- Anything of value like jewelry or cash
What not to put in your carry-on bag
- Knives/cutting devices
- Liquid in too-large a bottle (check airline requirements)
- Large tools (you probably shouldn’t be bringing those anyway)
What not to pack for your liveaboard trip
Let my mistakes be a lesson to you. Here’s what I didn’t need.
- More than one book. I was so tired at the end of a day of dives.
- Weights! While I desperately wanted to pack the new Bright Weight system for my upcoming Turks & Caicos trip, carrying literal lead isn’t an option.
- All the laptop stuff you don’t really need (mouse, mouse pad, etc)
- All your tools (be picky, they’ll have tools. You could even ask in advance.
- Miscellaneous cases for each item like your dive computer, camera equipment, etc.
- Expensive jewelry (go cheap and fake for safety and so you don’t have to worry about losing things)
- Mask defog: unless you use something special this is generally something most boats have.

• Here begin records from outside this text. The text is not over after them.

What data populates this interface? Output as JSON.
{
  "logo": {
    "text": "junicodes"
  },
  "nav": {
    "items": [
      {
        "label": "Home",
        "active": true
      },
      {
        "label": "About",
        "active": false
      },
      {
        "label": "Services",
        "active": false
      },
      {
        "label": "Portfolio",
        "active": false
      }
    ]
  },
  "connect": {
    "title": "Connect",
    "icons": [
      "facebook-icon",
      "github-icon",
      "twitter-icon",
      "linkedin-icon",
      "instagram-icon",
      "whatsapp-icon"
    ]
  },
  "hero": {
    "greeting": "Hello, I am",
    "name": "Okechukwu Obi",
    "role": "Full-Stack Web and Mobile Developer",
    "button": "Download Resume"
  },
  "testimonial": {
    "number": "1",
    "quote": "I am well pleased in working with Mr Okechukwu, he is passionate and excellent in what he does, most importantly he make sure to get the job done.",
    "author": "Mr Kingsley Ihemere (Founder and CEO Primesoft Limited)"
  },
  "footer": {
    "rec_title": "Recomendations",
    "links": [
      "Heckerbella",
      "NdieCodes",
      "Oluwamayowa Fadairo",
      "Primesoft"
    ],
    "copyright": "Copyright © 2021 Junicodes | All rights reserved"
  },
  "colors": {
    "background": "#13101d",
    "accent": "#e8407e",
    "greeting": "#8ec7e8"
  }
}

And that’s it. You made it all the way to the end. If you’re like me, you’ll probably want to bookmark this list or copy-paste it into a Google Doc. While I’ve largely internalized my packing list, I still do a quick run through using this one, each time I have to pack for a trip.